— Required work —
Please repeat every entry exactly as given, apart from dropping the images.

[[ Extracted records open ]]

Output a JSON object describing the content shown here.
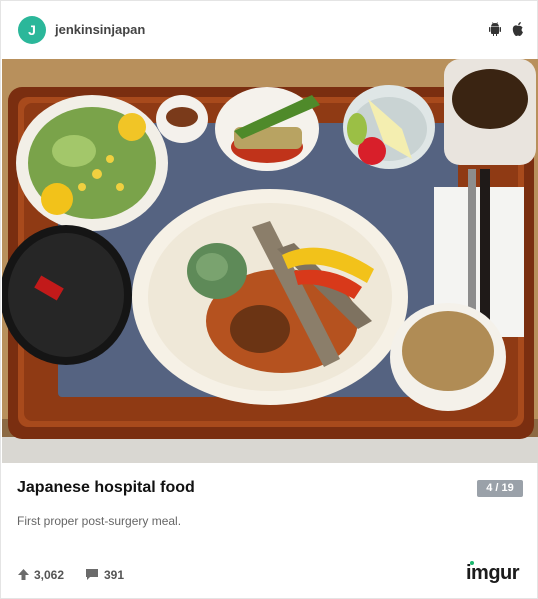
{
  "header": {
    "avatar_initial": "J",
    "username": "jenkinsinjapan",
    "icons": [
      "android-icon",
      "apple-icon"
    ]
  },
  "post": {
    "title": "Japanese hospital food",
    "counter": "4 / 19",
    "description": "First proper post-surgery meal."
  },
  "stats": {
    "upvotes": "3,062",
    "comments": "391"
  },
  "brand": {
    "name": "imgur",
    "dot_color": "#1bb76e"
  },
  "colors": {
    "avatar": "#2bb79a",
    "counter_badge": "#9aa1a9"
  }
}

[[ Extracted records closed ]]

— Task output —
Output a JSON object describing the content shown here.
{
  "header": {
    "avatar_initial": "J",
    "username": "jenkinsinjapan",
    "icons": [
      "android-icon",
      "apple-icon"
    ]
  },
  "post": {
    "title": "Japanese hospital food",
    "counter": "4 / 19",
    "description": "First proper post-surgery meal."
  },
  "stats": {
    "upvotes": "3,062",
    "comments": "391"
  },
  "brand": {
    "name": "imgur",
    "dot_color": "#1bb76e"
  },
  "colors": {
    "avatar": "#2bb79a",
    "counter_badge": "#9aa1a9"
  }
}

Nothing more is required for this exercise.